I thoroughly enjoy eating eggs and I like them just about every way that you can prepare them.
I am sure I enjoy eggs for at least two reasons. Even though I lived in a subdivision part of my childhood, we always had eggs from my grandparents’ farm. We all preferred the eggs from the farm where the chickens were what we all now call “free range.” The flavor and color was the best. The second reason I like eggs is because of the variety of ways that my parents prepared them—poached, with corn beef hash, fried in a sandwich, scrambled in an omelet or even pickled, they were delicious.
When it comes to cooking eggs, I like the weekends. Since I like eggs from free range hens very rarely do I eat eggs in a restaurant, they just don’t have the same flavor.
I am so pleased that science has gotten it right and we now know how good eggs are for all of us. So I ask you, “When is the last time you enjoyed an egg?” Yes, egg prices have increased, but they are still a bargain and packed with nutrition.
One whole egg is 50 grams and there are 75 calories. Eggs are a source of protein, cholesterol, sodium, protein and many vitamins and minerals. An egg white is largely water and protein, but contains most of the egg’s riboflavin and magnesium. The egg yolk contains all the fat and cholesterol, but also 44 percent of the egg’s protein and the majority of the egg’s vitamins and minerals. Unless your doctor has advised you to do so, think twice about throwing out the nutritious yolk.

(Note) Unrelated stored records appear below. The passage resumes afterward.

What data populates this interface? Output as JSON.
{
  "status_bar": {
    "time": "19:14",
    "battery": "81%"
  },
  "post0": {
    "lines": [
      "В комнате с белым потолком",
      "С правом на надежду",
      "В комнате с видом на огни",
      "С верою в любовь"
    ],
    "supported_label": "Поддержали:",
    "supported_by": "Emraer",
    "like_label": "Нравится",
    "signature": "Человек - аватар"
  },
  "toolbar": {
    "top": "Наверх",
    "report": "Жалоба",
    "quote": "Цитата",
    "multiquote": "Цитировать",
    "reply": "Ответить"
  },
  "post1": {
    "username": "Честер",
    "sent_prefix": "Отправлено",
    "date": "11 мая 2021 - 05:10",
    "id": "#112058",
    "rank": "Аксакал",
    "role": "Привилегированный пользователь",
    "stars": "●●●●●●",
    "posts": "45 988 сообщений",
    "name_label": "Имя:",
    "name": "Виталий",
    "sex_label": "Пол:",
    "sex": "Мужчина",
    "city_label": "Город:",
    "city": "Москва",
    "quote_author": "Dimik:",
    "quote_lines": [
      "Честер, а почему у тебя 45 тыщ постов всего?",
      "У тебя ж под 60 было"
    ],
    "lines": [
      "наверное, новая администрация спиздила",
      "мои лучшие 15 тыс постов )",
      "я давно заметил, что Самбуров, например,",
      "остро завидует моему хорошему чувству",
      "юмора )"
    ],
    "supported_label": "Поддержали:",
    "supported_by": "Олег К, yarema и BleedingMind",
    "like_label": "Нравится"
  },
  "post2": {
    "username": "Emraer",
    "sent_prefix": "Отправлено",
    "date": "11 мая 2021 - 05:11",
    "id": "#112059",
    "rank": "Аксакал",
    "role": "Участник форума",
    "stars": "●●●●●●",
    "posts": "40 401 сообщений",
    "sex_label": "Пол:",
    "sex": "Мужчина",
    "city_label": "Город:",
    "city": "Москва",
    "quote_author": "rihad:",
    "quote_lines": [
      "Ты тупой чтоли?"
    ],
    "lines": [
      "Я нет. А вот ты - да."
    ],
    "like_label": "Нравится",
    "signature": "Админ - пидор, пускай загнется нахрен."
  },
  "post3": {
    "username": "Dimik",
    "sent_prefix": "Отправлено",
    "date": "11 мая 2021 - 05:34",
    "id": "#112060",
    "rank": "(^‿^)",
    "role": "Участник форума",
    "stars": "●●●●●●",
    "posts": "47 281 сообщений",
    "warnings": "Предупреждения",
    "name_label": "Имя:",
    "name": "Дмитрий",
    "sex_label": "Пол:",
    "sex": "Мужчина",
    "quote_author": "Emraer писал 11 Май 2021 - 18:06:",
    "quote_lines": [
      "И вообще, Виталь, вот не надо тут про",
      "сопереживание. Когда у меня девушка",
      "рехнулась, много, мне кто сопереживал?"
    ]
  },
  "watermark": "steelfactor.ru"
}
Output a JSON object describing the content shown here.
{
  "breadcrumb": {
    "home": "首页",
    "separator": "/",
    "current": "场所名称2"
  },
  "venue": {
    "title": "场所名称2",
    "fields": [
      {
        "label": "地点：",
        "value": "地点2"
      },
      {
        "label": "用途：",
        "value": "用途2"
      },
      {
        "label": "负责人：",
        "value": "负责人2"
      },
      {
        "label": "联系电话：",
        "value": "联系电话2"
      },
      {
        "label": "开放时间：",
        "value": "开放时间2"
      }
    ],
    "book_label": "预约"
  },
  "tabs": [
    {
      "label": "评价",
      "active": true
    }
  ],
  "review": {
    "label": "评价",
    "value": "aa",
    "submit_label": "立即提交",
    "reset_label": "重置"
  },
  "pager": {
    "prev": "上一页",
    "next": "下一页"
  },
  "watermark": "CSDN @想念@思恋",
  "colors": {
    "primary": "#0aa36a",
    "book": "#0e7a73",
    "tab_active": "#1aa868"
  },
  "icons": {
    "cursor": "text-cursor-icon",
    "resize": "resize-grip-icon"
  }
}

A question I am often asked is, “What do egg carton dates mean?” The United States Department of Agriculture (USDA) requires that any egg carton date be no more than 30 days after the eggs were packed. However, as long as the 30-day limit is observed, states may set other rules, and in some cases, even individual retail stores may set their own standards. To learn exactly how many days a “sell-by” or “expiration” date allows after packing, it’s best to ask your retailer.
You may though be able to tell how old your eggs are by checking a three-number code on the small side of the carton. It’s a Julian date, with 001 representing January 1 and 365 standing for December 31. This is the day the eggs were packed. Eggs will keep in your refrigerator at least four to five weeks after this date. If you can’t find a Julian date, using eggs within about three or so weeks of purchase allows for the possibility that your eggs may have been temporarily stored by the retailer before you bought them.
Another question I am often asked is, “How can I tell if my eggs are fresh and safe to use?” The best way to judge freshness is to use the Julian date. But the major difference in older eggs relate merely to appearance. As an egg ages, it takes in air and loses moisture and carbon dioxide. This causes the white to thin out and spread, the yolk to flatten and the yolk membrane, making it more likely the yolk may break. Older eggs may spread more in the pan when fried and more wisps or “angel hairs” in the water may be visible when they are poached. It’s actually beneficial, though, to use slightly older eggs – refrigerated for a week to 10 days – for hard cooking. As the egg takes in air, the air cell between the shell and the shell membrane grows, making it easier to peel.
Contrary to popular belief, egg safety is not strongly related to age. With modern candling and quality control methods, “rotten” eggs are a thing of the past. In today’s frost-free refrigerators, eggs are more likely to dry up than to “spoil”. As for salmonella, unless your eggs become cross-contaminated by other foods in your refrigerator, refrigeration will not affect whether or not any bacteria are present. If they are, they will not grow under refrigeration, but may at room temperature. That’s one reason eggs should always be refrigerated. Another is that refrigeration slows the aging process. In one day at room temperature, an egg can age as much as it would in a week in the refrigerator. So enjoy some eggs for breakfast, lunch or dinner—they are good for you.
Mary Ann Lienhart Cross is county extension director and an extension educator in health and human sciences at Purdue Extension Elkhart County. Reach her at 574-533-0554 or email@example.com.